  • When graduation and transfer are considered together, 63 out of every 100 students who began ASAP three years earlier have either graduated, transferred to a baccalaureate program, or both—versus 44 comparison group students.
  • Most importantly, ASAP students graduate at more than double the rates of non-ASAP students.

Click here <pdf> to read our ASAP Evaluation Summary and Program Overview.

Click here <pdf>to read our ASAP Combined Cohorts Fact Sheet

Click here <pdf> to read our ASAP Combined Cohorts Graduating Students survey

Click here <pdf> to read the 2012 ASAP Follow-up Report, Results Thus Far and the Road Ahead. 

Click here <pdf> To read our 2009 Early Outcomes Report


MDRC Evaluation

MDRC released its preliminary findings report in June 2012 for the ASAP random assignment study, which includes a sample of 900 students at three colleges (BMCC, Kingsborough, and LaGuardia). The report includes first-to-second semester findings for participants in cohorts three and four—those who were randomly assigned to ASAP and a control group of regularly admitted community college students.
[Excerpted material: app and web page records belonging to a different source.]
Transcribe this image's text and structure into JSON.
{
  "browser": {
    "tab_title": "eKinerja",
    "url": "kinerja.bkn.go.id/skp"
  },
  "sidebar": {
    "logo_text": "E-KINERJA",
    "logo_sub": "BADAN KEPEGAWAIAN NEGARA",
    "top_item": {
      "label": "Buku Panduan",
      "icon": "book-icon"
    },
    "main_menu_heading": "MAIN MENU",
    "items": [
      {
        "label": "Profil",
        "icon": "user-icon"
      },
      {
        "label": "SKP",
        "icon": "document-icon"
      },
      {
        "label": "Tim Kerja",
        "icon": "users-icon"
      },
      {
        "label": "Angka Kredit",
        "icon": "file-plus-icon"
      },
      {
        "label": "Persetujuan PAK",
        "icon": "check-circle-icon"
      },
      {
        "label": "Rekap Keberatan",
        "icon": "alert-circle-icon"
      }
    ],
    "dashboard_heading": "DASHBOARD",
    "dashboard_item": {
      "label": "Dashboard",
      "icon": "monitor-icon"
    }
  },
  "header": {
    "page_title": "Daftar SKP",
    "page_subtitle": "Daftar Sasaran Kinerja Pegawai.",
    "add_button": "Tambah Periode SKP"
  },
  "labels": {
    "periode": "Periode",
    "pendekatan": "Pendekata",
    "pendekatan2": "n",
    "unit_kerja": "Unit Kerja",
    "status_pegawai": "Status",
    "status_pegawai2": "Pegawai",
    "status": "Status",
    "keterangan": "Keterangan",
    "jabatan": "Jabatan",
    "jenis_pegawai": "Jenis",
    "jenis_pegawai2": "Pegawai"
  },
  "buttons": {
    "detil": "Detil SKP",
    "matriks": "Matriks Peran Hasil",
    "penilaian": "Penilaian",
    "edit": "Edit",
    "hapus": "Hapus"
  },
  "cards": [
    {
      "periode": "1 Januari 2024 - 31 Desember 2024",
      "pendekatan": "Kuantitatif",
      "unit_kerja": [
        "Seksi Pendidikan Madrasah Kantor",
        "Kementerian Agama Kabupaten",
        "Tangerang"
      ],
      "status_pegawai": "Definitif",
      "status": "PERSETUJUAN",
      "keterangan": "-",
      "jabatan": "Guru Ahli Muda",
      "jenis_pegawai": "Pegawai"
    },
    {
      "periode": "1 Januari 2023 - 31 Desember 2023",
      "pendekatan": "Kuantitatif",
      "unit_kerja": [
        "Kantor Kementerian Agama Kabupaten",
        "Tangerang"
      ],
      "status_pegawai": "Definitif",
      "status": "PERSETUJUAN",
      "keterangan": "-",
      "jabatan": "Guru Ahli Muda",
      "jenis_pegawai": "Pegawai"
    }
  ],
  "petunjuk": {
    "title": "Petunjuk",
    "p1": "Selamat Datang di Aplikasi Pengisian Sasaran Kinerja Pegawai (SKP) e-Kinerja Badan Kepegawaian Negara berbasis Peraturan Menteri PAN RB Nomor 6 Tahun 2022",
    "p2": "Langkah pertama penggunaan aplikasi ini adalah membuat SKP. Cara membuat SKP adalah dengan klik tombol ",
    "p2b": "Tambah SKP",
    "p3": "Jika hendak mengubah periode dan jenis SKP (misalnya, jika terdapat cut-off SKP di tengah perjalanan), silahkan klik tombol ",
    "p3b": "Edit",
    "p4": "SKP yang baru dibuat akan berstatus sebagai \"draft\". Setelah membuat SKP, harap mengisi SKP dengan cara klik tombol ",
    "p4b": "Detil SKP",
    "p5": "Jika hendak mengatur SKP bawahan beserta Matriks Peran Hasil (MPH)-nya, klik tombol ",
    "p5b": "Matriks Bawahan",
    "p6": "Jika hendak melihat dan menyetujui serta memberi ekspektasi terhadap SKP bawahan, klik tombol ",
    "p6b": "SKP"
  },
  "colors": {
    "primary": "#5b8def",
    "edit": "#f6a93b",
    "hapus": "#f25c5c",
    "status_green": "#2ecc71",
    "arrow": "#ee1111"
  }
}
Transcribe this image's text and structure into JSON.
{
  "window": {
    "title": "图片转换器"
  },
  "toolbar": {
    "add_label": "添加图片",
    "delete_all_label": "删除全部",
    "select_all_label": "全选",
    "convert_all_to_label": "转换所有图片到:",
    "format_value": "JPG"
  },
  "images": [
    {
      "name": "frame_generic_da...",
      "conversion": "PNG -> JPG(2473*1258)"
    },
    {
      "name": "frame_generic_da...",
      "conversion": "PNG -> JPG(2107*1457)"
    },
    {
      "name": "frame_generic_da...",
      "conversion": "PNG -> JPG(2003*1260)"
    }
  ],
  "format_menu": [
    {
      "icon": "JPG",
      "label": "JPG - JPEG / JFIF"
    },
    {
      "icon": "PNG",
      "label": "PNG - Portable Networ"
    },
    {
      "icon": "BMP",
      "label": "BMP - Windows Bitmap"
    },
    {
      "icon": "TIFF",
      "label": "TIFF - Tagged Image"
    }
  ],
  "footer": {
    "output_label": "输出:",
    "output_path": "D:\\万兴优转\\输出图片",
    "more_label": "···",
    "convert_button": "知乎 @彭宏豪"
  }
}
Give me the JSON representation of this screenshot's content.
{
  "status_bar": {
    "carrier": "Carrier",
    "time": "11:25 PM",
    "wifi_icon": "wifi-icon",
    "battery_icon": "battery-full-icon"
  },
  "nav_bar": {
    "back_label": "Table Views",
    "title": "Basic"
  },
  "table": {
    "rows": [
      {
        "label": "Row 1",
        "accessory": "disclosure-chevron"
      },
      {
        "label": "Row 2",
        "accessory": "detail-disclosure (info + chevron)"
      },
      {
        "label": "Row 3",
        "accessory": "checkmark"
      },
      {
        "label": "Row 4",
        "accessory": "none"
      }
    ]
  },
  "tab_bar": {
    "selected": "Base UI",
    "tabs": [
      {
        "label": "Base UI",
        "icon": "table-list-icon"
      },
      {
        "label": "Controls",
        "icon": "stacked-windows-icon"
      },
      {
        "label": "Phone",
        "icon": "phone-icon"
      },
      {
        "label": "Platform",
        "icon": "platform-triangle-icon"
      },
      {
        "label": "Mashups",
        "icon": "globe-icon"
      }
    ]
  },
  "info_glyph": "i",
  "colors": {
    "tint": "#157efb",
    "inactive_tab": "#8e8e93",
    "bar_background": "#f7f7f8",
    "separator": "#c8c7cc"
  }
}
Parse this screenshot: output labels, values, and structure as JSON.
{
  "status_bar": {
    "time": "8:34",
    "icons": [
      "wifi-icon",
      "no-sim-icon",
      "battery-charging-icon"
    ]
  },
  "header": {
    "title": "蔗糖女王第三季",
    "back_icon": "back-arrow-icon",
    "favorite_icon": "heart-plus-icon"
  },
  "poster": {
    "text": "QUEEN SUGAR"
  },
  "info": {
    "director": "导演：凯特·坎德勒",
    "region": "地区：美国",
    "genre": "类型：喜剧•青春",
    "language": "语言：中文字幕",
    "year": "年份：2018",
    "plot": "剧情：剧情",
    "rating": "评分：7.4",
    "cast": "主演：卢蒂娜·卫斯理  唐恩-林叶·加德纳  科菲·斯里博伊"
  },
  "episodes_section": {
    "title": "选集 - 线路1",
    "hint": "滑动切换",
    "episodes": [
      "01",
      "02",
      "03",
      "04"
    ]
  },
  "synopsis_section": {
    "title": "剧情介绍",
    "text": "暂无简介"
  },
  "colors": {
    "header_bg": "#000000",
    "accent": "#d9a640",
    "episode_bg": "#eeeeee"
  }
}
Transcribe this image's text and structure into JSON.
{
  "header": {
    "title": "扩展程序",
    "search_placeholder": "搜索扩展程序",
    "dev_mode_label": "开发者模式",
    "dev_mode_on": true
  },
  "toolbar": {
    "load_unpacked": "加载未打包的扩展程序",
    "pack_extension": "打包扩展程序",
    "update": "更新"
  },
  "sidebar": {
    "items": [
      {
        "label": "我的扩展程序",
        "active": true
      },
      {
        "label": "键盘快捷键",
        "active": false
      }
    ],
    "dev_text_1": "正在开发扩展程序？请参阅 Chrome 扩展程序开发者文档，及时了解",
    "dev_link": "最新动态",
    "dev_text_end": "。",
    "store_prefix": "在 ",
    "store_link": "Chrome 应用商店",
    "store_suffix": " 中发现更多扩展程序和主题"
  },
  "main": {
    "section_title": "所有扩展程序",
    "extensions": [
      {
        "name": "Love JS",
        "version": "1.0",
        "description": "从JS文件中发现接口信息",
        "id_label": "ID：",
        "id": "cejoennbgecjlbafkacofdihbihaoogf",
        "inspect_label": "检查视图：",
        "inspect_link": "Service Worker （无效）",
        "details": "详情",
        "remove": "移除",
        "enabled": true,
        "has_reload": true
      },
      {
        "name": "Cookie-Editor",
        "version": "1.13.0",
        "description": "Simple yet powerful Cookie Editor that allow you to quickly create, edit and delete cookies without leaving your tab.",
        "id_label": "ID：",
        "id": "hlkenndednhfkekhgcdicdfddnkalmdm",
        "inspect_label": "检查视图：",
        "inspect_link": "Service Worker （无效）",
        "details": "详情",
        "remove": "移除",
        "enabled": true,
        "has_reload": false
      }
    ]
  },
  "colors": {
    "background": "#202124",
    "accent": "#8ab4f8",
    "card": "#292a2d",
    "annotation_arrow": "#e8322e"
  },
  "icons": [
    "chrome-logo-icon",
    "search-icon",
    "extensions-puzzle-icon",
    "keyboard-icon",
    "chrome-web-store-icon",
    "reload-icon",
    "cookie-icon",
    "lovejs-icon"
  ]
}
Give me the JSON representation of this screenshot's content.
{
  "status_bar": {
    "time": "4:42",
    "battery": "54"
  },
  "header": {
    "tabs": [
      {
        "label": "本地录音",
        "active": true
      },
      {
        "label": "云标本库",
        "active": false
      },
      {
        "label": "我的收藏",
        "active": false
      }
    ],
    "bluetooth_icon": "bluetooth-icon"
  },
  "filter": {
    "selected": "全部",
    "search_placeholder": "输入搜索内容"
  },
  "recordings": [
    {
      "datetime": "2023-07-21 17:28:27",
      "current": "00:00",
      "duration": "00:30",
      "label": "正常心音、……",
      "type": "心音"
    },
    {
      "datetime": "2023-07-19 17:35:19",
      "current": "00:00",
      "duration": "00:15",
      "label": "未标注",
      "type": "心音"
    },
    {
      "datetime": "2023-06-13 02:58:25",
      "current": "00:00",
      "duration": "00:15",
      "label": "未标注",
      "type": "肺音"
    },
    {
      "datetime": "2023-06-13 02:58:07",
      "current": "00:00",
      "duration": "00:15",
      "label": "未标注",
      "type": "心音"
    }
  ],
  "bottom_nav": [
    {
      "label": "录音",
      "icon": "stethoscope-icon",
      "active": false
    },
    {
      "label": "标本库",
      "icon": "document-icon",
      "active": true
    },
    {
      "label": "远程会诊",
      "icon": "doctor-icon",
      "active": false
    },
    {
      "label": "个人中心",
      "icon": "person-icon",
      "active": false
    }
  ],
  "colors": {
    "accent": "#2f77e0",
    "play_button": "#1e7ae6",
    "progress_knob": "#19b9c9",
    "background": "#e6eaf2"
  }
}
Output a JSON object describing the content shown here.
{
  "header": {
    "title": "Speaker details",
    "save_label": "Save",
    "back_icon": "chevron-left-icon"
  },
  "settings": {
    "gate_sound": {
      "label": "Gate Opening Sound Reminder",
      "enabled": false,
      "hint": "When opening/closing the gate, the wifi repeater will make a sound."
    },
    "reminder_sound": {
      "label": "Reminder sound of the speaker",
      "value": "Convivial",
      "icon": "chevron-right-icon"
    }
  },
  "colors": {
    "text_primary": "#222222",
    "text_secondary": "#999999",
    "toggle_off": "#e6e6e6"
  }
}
The MDRC report shows that, in comparison to control participants, ASAP increases full-time enrollment, credits earned, completion of developmental coursework, and first-to-second semester retention. MDRC states that “These first effects of ASAP are larger than those of most community college programs that MDRC has studied.”

MDRC released its interim report in December 2013 with two year findings from its random assignment study of ASAP. The report finds that ASAP continued to improve academic outcomes including retention, credits earned, and most importantly two-year graduation rates. MDRC researchers state that “To the authors’ knowledge, ASAP’s two-year effects are unparalleled in large-scale experimental evaluations of programs in higher education to date.” MDRC will share three-year findings in summer 2014.

Click here <pdf> to read the MDRC preliminary report >>

Click here to read the MDRC interim report >>


Cost Benefit Study of ASAP

ASAP has also been the subject of two-part cost-benefit study led by Dr. Henry M. Levin and a research team from the Center for Benefit-Cost Studies of Education (CBCSE) at Teachers College, Columbia University. In September 2012, Dr. Levin's cost-effectiveness report revealed that the average cost per three-year ASAP graduate is lower than comparison group graduates. Part two of Dr. Levin’s study was released in May 2013. This benefit-cost analysis found that an investment in ASAP has very large financial returns for both the taxpayer and the ASAP student due to increased lifetime earnings and tax revenues and reduced costs of spending on public health, criminal justice, and public assistance.

Click here <pdf> to read the cost-effectiveness report>>

Click here <pdf>to read the benefit-cost report >>